Building a new Kid-Tech Venture
By Filippo Yacob
For the last few months my colleagues and I have been stealthily building a new SaaS venture on a quest to create a kid-first Internet discovery tool. Not the released by FINH, but we abide by the maxim that not every product can be a venture. This one however, is a venture.
Codename: URSOR, a browser for kids that doesn’t track them, doesn’t serve them ads, and doesn’t steal their data. It will be a paid subscription service, because when products like these are free, the user, in this case our kids, are the product, and we don’t like that very much at all.
We want the URSOR experience to feel more like an are.na than a Google.
We want it to allow parents to curate a safe corner of the internet for their children.
We want it to be a tool that turns the Internet into an extension of parenting as opposed to an extension of big tech.
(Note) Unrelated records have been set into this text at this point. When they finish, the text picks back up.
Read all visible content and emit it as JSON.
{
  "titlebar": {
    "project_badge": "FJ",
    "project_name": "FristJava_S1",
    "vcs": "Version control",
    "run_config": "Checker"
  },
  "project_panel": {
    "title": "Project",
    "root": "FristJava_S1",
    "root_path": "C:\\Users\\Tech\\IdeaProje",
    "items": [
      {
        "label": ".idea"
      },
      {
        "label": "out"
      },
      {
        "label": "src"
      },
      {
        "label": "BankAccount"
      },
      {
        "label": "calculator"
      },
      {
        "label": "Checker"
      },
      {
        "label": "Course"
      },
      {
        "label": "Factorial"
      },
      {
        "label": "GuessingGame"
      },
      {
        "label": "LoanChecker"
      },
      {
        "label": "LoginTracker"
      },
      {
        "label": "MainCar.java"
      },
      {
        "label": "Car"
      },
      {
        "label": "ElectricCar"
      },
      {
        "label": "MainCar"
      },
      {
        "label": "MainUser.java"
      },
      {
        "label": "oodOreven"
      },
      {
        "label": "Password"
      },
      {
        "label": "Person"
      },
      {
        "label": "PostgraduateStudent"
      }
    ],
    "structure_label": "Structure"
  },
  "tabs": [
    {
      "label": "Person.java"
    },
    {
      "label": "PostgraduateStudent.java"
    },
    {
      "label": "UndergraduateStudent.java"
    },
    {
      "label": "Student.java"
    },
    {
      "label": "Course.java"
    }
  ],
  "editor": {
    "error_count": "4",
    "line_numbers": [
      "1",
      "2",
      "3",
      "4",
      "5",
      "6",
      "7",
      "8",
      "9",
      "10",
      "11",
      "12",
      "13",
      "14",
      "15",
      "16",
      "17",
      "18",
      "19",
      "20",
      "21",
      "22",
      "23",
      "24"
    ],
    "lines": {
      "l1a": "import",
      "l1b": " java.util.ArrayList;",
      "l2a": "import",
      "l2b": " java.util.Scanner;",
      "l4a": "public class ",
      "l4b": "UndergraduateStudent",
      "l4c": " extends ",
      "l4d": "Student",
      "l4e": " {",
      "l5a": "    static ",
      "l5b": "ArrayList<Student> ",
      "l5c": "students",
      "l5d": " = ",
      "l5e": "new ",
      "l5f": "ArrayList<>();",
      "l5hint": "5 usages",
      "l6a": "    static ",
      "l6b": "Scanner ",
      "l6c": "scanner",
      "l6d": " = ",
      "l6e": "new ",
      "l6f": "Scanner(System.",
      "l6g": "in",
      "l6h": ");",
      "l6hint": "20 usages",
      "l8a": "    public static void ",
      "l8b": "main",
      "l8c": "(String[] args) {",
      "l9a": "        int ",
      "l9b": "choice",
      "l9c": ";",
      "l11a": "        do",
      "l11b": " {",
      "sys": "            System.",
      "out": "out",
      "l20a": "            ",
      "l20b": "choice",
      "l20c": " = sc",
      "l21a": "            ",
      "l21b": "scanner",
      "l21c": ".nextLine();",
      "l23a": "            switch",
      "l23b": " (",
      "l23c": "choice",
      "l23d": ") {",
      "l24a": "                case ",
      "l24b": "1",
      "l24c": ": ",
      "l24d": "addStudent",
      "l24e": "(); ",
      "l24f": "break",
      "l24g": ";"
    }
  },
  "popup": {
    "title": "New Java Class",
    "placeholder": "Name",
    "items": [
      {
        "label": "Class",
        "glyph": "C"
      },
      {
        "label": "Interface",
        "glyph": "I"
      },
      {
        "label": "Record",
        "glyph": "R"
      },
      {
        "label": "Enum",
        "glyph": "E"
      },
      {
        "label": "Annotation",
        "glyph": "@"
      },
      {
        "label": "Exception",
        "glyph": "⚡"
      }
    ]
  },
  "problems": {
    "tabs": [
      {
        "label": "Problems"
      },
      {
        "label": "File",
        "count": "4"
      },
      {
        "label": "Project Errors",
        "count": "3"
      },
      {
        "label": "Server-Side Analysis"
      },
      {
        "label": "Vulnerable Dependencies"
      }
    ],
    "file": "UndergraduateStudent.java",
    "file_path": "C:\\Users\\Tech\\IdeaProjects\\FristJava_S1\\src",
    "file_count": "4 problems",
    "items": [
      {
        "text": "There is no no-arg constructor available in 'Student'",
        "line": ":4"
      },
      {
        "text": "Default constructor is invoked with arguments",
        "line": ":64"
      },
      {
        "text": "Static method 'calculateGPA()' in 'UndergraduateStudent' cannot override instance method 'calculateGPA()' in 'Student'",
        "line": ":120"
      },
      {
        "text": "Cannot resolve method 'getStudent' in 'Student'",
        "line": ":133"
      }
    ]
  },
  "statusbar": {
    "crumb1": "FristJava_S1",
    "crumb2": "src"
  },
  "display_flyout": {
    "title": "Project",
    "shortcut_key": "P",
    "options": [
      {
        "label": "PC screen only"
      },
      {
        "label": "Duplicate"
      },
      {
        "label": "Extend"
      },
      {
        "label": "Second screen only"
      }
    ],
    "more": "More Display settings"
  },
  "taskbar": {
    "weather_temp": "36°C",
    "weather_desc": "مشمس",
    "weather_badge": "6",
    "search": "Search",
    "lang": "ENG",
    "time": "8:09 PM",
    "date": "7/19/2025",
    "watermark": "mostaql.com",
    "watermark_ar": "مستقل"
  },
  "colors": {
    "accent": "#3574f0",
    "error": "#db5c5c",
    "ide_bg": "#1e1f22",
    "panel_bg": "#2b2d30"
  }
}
The market we’re after is big. Really really big. The timing is right, and the path to a £100M ARR business seems clear enough. Getting there is of course another story, and the great adventure ahead.
To make things more interesting we also decided we will develop and launch the venture without external investors.
REASON 1 - Amongst the founders we have the technical and operational skills to build and launch a venture of this ilk independently, and we also believe that a “back against the wall” environment in the early days of a start-up leads to better product, shrewder business decisions, and slicker operations for maximum capital efficiency.
REASON 2 - We've had some success in the past, but we also made loads of mistakes. We want to repeat more of the former and less of the latter, and we want to test all of the bootstrapping tricks learned during our 2 previous ventures, Pigzbe and Primo Toys. We want to see if we can build a 3rd venture faster, cheaper, better.
REASON 3 - Early money can be super useful, but it tends to distort a Founder’s perception of a product as it develops, especially if the idea seems good to begin with. It's hard to be truly objective about a project you've already sunk money in, and therefore harder to fail quickly (and gracefully).
REASON 4 - We don't want early money because when you have it, you spend it, and you end up relying on it to solve all kinds of problems, but some problems you just can't buy your way out of...
I will journal the experience from field to fork, sharing our process from product development, to operations planning, to growth, to governance. It’s going to be fun.
So... if the prospect of reclaiming the Internet for future generations to come sounds like something you want to get behind, or you're just curious about how to build a SaaS venture from the ground up, watch this space, and sign-up for early access to URSOR's Alpha program.
See you soon!